►

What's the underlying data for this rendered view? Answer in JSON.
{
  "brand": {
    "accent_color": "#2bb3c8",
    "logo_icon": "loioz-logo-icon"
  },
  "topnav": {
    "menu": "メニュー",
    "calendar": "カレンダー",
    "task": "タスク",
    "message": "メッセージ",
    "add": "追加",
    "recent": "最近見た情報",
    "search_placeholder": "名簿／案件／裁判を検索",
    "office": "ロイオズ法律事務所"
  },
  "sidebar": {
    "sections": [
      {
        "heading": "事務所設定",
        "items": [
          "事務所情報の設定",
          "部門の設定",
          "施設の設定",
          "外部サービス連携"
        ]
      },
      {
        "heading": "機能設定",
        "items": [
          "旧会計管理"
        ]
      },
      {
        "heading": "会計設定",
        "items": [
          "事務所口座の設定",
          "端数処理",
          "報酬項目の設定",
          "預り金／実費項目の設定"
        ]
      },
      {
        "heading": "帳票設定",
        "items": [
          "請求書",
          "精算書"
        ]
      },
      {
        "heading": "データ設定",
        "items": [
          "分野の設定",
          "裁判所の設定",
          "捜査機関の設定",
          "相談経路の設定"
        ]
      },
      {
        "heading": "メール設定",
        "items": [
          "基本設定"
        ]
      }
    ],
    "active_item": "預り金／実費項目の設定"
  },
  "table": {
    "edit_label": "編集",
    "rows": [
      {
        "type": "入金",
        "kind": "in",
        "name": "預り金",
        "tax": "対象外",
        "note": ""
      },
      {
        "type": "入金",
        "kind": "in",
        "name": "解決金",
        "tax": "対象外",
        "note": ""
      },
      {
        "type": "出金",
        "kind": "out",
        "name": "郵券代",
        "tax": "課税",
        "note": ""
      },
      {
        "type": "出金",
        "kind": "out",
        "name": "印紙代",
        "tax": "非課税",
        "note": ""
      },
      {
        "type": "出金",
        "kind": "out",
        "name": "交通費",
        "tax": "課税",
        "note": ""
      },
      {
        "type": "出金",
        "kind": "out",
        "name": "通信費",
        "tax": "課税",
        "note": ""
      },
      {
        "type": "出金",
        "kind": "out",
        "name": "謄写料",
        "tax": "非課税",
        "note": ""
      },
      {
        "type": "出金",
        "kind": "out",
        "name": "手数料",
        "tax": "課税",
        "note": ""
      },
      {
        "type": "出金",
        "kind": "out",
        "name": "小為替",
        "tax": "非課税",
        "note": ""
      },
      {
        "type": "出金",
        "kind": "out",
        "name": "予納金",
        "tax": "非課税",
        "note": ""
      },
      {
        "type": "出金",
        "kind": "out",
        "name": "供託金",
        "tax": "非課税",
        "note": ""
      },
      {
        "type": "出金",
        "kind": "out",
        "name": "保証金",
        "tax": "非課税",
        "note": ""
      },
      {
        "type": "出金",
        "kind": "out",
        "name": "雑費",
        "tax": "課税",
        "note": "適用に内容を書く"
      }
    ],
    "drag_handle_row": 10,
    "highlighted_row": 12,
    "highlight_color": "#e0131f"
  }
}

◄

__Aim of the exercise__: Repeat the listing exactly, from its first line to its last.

__Answer box__:
What's the underlying data for this rendered view? Answer in JSON.
{
  "brand": {
    "accent_color": "#2bb3c8",
    "logo_icon": "loioz-logo-icon"
  },
  "topnav": {
    "menu": "メニュー",
    "calendar": "カレンダー",
    "task": "タスク",
    "message": "メッセージ",
    "add": "追加",
    "recent": "最近見た情報",
    "search_placeholder": "名簿／案件／裁判を検索",
    "office": "ロイオズ法律事務所"
  },
  "sidebar": {
    "sections": [
      {
        "heading": "事務所設定",
        "items": [
          "事務所情報の設定",
          "部門の設定",
          "施設の設定",
          "外部サービス連携"
        ]
      },
      {
        "heading": "機能設定",
        "items": [
          "旧会計管理"
        ]
      },
      {
        "heading": "会計設定",
        "items": [
          "事務所口座の設定",
          "端数処理",
          "報酬項目の設定",
          "預り金／実費項目の設定"
        ]
      },
      {
        "heading": "帳票設定",
        "items": [
          "請求書",
          "精算書"
        ]
      },
      {
        "heading": "データ設定",
        "items": [
          "分野の設定",
          "裁判所の設定",
          "捜査機関の設定",
          "相談経路の設定"
        ]
      },
      {
        "heading": "メール設定",
        "items": [
          "基本設定"
        ]
      }
    ],
    "active_item": "預り金／実費項目の設定"
  },
  "table": {
    "edit_label": "編集",
    "rows": [
      {
        "type": "入金",
        "kind": "in",
        "name": "預り金",
        "tax": "対象外",
        "note": ""
      },
      {
        "type": "入金",
        "kind": "in",
        "name": "解決金",
        "tax": "対象外",
        "note": ""
      },
      {
        "type": "出金",
        "kind": "out",
        "name": "郵券代",
        "tax": "課税",
        "note": ""
      },
      {
        "type": "出金",
        "kind": "out",
        "name": "印紙代",
        "tax": "非課税",
        "note": ""
      },
      {
        "type": "出金",
        "kind": "out",
        "name": "交通費",
        "tax": "課税",
        "note": ""
      },
      {
        "type": "出金",
        "kind": "out",
        "name": "通信費",
        "tax": "課税",
        "note": ""
      },
      {
        "type": "出金",
        "kind": "out",
        "name": "謄写料",
        "tax": "非課税",
        "note": ""
      },
      {
        "type": "出金",
        "kind": "out",
        "name": "手数料",
        "tax": "課税",
        "note": ""
      },
      {
        "type": "出金",
        "kind": "out",
        "name": "小為替",
        "tax": "非課税",
        "note": ""
      },
      {
        "type": "出金",
        "kind": "out",
        "name": "予納金",
        "tax": "非課税",
        "note": ""
      },
      {
        "type": "出金",
        "kind": "out",
        "name": "供託金",
        "tax": "非課税",
        "note": ""
      },
      {
        "type": "出金",
        "kind": "out",
        "name": "保証金",
        "tax": "非課税",
        "note": ""
      },
      {
        "type": "出金",
        "kind": "out",
        "name": "雑費",
        "tax": "課税",
        "note": "適用に内容を書く"
      }
    ],
    "drag_handle_row": 10,
    "highlighted_row": 12,
    "highlight_color": "#e0131f"
  }
}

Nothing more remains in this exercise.